Swimming opens up questions about how much of the body to expose. Different cultures have different mores, of course. In some cultures, very little of the woman's body is exposed outside her home. In others, near nudity is the norm. No one seems to care too much about men's bodies.

Scandinavians appear to be quite casual about this. When it came time to changing to swimming clothes, we observed people just simply wrapping a towel around themselves and making the change. The little people just peeled their clothes off and ran off to swim without the encumbrance of any kind of clothing. I have one memory of one little blond-haired four year old doll looking back at me as she walked along the dock wearing a happy smile, googles and nothing else.

I didn't have a big enough towel, so I just went a short ways into the bushes and affected the appropriate changes in attire. No one seems to pay any attention to these goings on, or what others are wearing or not wearing. Underwear in these settings seems to count almost as much as normal outer wear.

Scandinavia seems to have a reputation as a sex-crazed part of the world. While we have lived in the bubble of the church, for the most part, we have never really seen that. What we have seen is a society that is quite a bit more at ease about their bodies than we Americans. Of course, we Americans look like libertines to some cultures.

People often leave their shades open, even after dark, for example. No one seems to look. It just doesn't seem to be interesting, and it is probably considered rude to look. I think that's key to much of this: what we are doing or wearing is our business, and it is not polite to intrude into our personal space by staring.

Wednesday, August 09, 2006

Learning to speak a new language

Sometimes I marvel at the complexities of language. Until I began to learn Swedish, I didn't think about this. Most of us talk and listen without thinking about it. It's almost like breathing.
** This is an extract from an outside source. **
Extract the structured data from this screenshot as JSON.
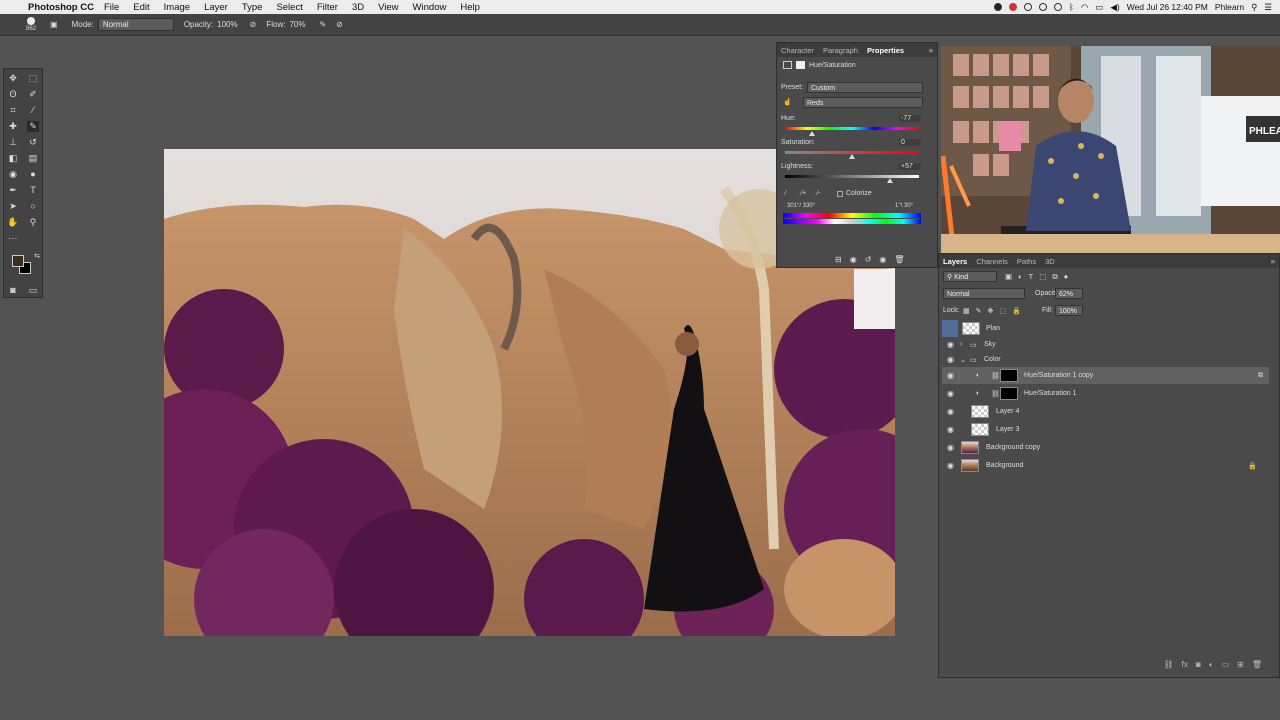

But consider this: to speak a language, one must master hundreds of thousands of actions. They include: vocabulary, word forms (e.g. sing, sang, sung), pronunciation, stress, sentence melody, word order in sentence, how to use prepositions, the way people talk, and more.

It's not enough to know vocabulary. One can't go far without a vocabulary of at least a few thousand words, but even a huge vocabulary doesn't help if the hearer doesn't understand the word because it is pronounced wrongly. Word order it is possible get by without usage perfect (you understood this?), and placing the wrong preposition under the sentence (and that?) is understandable, but marks one as a beginner.

Today, I understand much of what I read, and snippets of general conversation. When people speak directly to me, I can usually understand and respond effectively. But in the absence of regular training learning is a long process.

Talking is a somewhat separate process from listening. I have found it really helpful on this trip to talk a lot. I don't get any practice at this in Alaska. Listening is easier....I can use the Internet.

It was interesting when we were in Norway last week to be able to speak in Swedish to an older Norwegian who knows little or no English. The languages are similar enough to be able to pull this off. Our talk was mainly about the weather and family, but it worked.

More in this blog on this topic here and here.

Friday, August 04, 2006

Tunnel masters

Norwegians are real tunnel masters. In our travel from Oslo to Bømlo, we passed through a number of them, some short, others quite long. Some shorten travel through the mountains, others pass under fjords. On an earlier trip we went through a 25 km tunnel east of Bergen.

One of the most interesting was Bømlafjordtunnellen connecting the island municipality of Bømlo with the mainland. It is 7.5 km (4.7 mi) long and over 850 feet deep. There are three lanes allowing passing on the uphill climbs. It is well ventilated and well lit, with numerous safety areas.

The tunnels were paid by the nation's new oil money, and are now paid down by tolls our friends here report. We paid 85 NOK (about $14 USD) at a toll plaza.

Two large suspension bridges connect the rest of the major island groups. At the tops of the uprights are huge Viking helmets. The effectd is visually stunning.

We head south today, and I'm sure we'll pass through even more of these tunnels.